Album review
Slogan On The Wall
The Viceroys
Sankofa Blackstar Musik
July 24, 2004

Tracking list

  1. Love Jah
  2. Guarantee My Love
  3. Don't Cry
  4. So Many Problems
  5. Maga Down
  6. Last Night
  7. Ya Ho
  8. Get Up
  9. Throw Mi Line (aka Fat Fish)
  10. Never Get Away
  11. Jollification
  12. Shadrock, Meshac and Abendigo
  13. Footprints Of Rasta (aka Rasta Footprints)
  14. Slogan On The Wall
  15. We Need Love (aka Love And Unity)
  16. Lose And Again
Rating : from 5 (excellent) to 1 (poor)

Vocals : 5 Backing : 4/5 Production : 4/5 Sound quality : 5 Sleeve : 4

Lead vocalist and songwriter Wesley Tinglin moved to Kingston when he was 12 years old, quickly soaking up the rich harmonies of vocal groups like the Wailers and the Maytals. He formed the Viceroys (initially named the Voiceroys) with Daniel Bernard and Linval Williams and the group earned a recording session in 1967 with producer Coxsone Dodd. Though "Lose and Gain" and "Fat Fish" didn't do well, the second session's "Last Night" and "Ya Ho" did much better. 1968 brought the group a deal with Derrick Morgan, who produced several singles during the next three years. During the early 1970s, the Voiceroys also recorded singles for Lloyd "Matador" Daley, Lee "Scratch" Perry, Pete Weston and the Demon label. After Linval Williams left the band, Tinglin recruited Neville Ingram as a replacement. Since then, the group started to record as both the Interns and the Voiceroys. In the mid-70s they returned to Jamaica's legendary Studio One to record songs like "The Struggle" and "Slogan On The Wall". In 1978 the Interns recorded the "Detour" album for Phill Pratt and shortly after this, the group adopted the name the Viceroys, and the line-up stabilised with Wesley Tinglin being supported by harmony singers Neville Ingram and Norris Reid.

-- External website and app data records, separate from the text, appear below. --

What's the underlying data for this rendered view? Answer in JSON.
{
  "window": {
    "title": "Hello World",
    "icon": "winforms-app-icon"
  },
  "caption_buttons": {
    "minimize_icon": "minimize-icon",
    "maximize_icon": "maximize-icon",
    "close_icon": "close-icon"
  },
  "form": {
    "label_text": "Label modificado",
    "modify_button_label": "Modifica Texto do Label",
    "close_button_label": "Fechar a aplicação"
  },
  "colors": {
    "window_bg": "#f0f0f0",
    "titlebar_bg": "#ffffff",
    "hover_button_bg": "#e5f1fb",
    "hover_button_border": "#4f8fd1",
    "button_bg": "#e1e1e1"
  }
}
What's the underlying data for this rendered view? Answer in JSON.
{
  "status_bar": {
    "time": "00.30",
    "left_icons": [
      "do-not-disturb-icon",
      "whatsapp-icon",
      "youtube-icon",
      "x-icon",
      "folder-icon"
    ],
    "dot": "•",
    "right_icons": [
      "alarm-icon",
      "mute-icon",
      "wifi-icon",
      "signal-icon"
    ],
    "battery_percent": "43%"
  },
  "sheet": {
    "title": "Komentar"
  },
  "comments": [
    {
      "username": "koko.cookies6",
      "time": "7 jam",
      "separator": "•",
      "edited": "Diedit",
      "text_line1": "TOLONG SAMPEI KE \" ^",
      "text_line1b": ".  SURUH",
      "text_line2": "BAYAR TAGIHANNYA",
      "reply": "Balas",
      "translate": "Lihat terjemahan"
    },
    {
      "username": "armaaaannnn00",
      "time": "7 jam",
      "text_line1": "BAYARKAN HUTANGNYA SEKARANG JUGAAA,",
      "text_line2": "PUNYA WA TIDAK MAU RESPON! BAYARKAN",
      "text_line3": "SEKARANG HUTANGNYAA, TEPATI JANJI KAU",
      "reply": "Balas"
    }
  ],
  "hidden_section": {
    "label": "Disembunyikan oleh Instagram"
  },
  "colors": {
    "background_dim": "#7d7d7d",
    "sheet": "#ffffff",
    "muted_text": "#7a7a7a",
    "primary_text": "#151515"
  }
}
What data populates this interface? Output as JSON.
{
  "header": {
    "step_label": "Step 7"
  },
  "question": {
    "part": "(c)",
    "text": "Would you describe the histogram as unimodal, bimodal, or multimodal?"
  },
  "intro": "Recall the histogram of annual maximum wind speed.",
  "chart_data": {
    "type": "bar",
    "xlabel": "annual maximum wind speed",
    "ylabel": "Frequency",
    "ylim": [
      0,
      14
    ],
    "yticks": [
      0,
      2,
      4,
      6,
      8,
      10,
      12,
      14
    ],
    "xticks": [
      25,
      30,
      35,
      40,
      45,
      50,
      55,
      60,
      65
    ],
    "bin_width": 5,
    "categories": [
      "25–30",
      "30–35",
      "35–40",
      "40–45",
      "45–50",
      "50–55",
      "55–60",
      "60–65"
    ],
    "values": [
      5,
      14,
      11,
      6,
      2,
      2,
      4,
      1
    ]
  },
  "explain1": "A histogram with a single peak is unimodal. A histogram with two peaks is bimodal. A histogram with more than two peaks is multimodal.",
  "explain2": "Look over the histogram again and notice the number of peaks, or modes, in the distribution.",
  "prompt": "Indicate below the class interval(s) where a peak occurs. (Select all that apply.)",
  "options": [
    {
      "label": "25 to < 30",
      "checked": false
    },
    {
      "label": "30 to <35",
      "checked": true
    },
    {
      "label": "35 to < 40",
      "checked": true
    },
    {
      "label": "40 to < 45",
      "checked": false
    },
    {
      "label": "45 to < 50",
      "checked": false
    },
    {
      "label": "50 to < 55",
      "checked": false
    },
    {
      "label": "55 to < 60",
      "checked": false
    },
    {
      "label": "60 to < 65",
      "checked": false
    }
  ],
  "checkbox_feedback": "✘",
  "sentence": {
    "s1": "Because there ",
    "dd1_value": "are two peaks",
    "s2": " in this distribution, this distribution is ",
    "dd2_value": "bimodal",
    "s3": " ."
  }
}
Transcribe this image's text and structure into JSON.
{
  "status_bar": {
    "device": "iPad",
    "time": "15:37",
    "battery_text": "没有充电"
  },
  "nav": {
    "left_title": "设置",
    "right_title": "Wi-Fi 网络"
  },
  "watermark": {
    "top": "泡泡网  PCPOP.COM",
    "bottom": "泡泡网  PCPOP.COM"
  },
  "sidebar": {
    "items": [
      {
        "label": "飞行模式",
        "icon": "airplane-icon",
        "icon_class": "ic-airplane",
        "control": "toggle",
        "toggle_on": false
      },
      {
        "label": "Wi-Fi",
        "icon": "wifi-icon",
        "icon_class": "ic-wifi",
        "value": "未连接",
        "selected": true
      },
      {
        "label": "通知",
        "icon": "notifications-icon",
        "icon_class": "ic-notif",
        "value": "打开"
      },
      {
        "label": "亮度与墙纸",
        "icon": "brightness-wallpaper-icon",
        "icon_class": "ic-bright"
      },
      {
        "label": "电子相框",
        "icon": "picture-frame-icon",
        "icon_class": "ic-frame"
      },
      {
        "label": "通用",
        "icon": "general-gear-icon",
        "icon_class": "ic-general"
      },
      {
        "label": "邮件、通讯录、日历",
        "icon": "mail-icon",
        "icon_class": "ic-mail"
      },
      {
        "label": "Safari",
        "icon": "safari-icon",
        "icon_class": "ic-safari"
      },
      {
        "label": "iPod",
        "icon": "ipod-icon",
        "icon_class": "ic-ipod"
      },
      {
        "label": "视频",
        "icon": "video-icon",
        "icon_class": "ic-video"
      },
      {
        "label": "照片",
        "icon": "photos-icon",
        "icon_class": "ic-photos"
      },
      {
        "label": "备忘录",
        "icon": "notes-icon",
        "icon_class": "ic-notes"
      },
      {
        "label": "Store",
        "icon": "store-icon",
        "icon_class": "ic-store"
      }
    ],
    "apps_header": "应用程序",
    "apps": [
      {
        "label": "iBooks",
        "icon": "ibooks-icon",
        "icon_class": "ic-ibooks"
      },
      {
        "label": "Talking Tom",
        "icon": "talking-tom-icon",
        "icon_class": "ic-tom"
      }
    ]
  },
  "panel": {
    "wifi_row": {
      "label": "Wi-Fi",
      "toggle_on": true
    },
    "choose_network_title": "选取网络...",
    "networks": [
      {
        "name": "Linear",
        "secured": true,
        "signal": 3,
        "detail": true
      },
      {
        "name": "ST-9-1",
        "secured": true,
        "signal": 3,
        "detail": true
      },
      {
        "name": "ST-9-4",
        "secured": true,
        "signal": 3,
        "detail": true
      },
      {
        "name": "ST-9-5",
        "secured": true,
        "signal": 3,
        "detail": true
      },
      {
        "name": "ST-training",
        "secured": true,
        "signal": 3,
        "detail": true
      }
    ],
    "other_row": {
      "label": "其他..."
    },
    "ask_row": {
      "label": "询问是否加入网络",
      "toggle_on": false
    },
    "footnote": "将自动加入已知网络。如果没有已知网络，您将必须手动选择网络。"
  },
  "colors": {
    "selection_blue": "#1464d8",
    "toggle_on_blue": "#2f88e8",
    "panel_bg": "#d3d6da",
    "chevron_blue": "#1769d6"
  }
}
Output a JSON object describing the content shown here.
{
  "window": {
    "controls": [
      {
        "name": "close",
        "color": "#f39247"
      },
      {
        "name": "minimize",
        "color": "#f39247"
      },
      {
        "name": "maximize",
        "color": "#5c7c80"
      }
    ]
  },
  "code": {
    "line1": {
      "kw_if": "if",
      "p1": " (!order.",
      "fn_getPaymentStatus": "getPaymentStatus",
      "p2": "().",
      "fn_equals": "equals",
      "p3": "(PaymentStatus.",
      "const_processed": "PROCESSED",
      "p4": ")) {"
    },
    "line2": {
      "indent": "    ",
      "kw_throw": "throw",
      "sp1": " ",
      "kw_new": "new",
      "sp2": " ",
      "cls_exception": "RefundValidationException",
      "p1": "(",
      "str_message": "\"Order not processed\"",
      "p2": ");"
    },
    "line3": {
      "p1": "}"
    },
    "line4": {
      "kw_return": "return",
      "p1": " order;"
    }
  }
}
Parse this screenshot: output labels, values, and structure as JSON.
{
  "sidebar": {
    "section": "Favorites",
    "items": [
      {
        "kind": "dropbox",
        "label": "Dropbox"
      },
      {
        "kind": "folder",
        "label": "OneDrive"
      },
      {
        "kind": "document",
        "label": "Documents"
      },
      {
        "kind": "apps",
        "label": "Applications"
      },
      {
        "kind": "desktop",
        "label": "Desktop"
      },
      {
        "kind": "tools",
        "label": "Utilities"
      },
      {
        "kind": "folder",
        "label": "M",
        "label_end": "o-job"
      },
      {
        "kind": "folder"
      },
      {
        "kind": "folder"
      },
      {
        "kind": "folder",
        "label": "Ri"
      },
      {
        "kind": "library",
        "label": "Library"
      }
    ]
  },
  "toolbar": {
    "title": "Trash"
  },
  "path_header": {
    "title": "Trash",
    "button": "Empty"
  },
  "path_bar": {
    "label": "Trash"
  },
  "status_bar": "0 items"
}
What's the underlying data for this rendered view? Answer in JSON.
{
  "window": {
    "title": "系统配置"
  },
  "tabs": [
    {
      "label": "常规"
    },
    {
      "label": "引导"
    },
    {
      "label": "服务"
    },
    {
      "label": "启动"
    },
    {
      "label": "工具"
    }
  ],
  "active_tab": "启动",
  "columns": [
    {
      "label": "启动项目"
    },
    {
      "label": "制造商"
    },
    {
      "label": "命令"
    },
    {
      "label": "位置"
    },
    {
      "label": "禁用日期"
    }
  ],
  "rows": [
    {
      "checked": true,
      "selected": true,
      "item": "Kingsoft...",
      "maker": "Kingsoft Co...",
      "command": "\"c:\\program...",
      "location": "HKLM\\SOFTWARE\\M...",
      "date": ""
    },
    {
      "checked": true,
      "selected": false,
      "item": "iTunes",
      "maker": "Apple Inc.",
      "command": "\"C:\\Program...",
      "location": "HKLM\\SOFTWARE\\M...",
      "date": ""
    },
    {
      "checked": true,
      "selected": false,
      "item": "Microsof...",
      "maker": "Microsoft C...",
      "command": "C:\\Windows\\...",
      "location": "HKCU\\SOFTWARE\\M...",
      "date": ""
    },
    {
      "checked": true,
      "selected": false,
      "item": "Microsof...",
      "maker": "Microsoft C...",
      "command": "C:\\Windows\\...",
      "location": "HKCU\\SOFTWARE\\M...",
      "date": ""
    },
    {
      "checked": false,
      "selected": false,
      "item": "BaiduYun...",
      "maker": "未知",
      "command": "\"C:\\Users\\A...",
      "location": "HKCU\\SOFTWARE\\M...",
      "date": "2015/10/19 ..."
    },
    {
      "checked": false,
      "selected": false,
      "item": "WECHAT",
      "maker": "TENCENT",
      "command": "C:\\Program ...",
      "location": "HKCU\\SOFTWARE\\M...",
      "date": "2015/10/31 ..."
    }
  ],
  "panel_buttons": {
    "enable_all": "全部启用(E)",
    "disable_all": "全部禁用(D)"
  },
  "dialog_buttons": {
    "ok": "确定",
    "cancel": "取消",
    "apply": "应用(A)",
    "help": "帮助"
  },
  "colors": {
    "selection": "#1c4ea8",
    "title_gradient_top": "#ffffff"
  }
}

In 1982 they recorded "We Must Unite", on which the combination of their rural, rootsy harmonies and Linval Thompson's heavy duty production attracted a lot of attention. they then repeated the formula for "Brethren And Sistren" (1983), which became their biggest selling record to date.
"Slogan On The Wall" collects the trio's Studio One singles on one cd release. All tracks included here were earlier featured on the compilation cd "The Viceroys At Studio One: Ya Ho", released by Heartbeat Records in 1995. The Viceroys' smooth vocals, combined with the talented backing of the Soul Vendors, Sound Dimension, Soul Defenders and Studio One Band, makes this release of soulful rock steady and early reggae worth of hearing. Beautiful harmonies, sincere lyrics and timeless riddims mark each track, with standouts being "Love Jah", "So Many Problems", over Horace Andy's wicked "Every Tongue Shall Tell" riddim, "Last Night", "Ya Ho", "Slogan On The Wall", " Footprints Of Rasta" and "Shadrach, Meshach and Abendego", which comes across the "Satta" riddim. This fine collection of tunes proves that the Viceroys are one of Reggae's greatest vocal groups.

Teacher & Mr. T.